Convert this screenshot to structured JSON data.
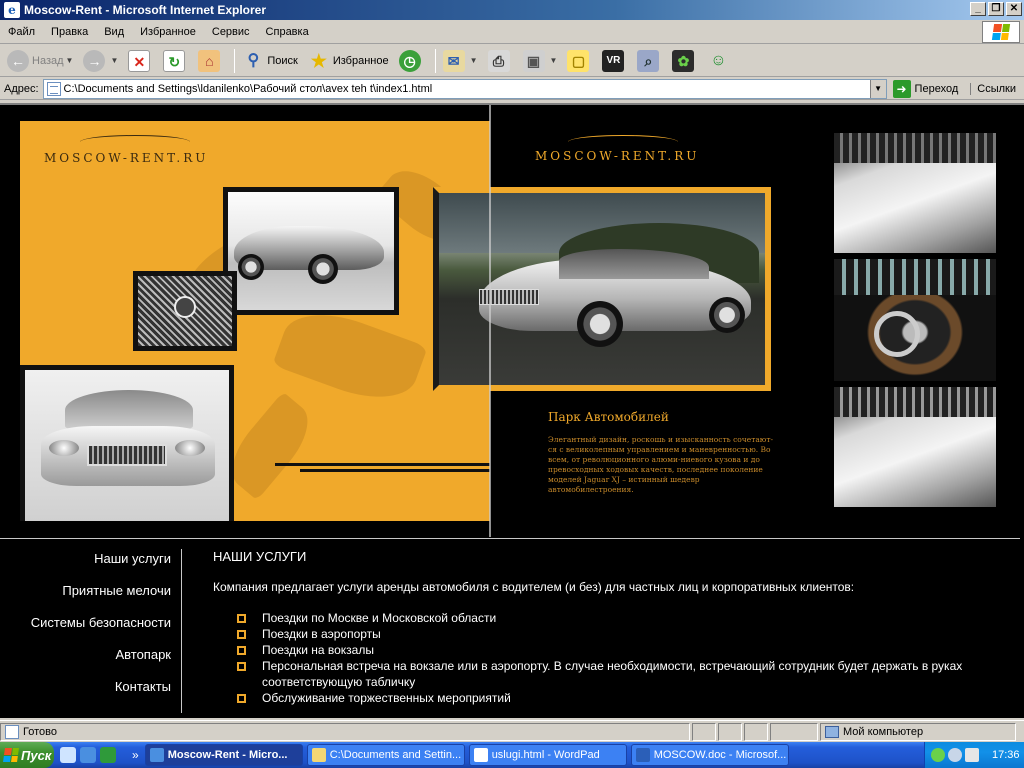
{
  "window": {
    "title": "Moscow-Rent - Microsoft Internet Explorer",
    "buttons": [
      "_",
      "❐",
      "✕"
    ]
  },
  "menu": [
    "Файл",
    "Правка",
    "Вид",
    "Избранное",
    "Сервис",
    "Справка"
  ],
  "toolbar": {
    "back_label": "Назад",
    "search_label": "Поиск",
    "favorites_label": "Избранное"
  },
  "address": {
    "label": "Адрес:",
    "value": "C:\\Documents and Settings\\ldanilenko\\Рабочий стол\\avex teh t\\index1.html",
    "go_label": "Переход",
    "links_label": "Ссылки"
  },
  "site": {
    "logo_left": "MOSCOW-RENT.RU",
    "logo_right": "MOSCOW-RENT.RU",
    "park_title": "Парк Автомобилей",
    "park_text": "Элегантный дизайн, роскошь и изысканность сочетают-ся с великолепным управлением и маневренностью. Во всем, от революционного алюми-ниевого кузова и до превосходных ходовых качеств, последнее поколение моделей Jaguar XJ – истинный шедевр автомобилестроения.",
    "nav": [
      "Наши услуги",
      "Приятные мелочи",
      "Системы безопасности",
      "Автопарк",
      "Контакты"
    ],
    "content": {
      "heading": "НАШИ УСЛУГИ",
      "intro": "Компания предлагает услуги аренды автомобиля с водителем (и без) для частных лиц и корпоративных клиентов:",
      "items": [
        "Поездки по Москве и Московской области",
        "Поездки в аэропорты",
        "Поездки на вокзалы",
        "Персональная встреча на вокзале или в аэропорту. В случае необходимости, встречающий сотрудник будет держать в руках соответствующую табличку",
        "Обслуживание торжественных мероприятий"
      ]
    }
  },
  "status": {
    "text": "Готово",
    "zone": "Мой компьютер"
  },
  "taskbar": {
    "start_label": "Пуск",
    "more": "»",
    "tasks": [
      "Moscow-Rent - Micro...",
      "C:\\Documents and Settin...",
      "uslugi.html - WordPad",
      "MOSCOW.doc - Microsof..."
    ],
    "clock": "17:36"
  },
  "colors": {
    "accent_orange": "#f0a92b",
    "page_bg": "#000000",
    "xp_blue": "#245edb"
  }
}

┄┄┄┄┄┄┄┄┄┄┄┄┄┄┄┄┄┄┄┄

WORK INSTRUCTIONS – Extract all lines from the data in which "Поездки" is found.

EXPECTED ANSWER –
        "Поездки по Москве и Московской области",
        "Поездки в аэропорты",
        "Поездки на вокзалы",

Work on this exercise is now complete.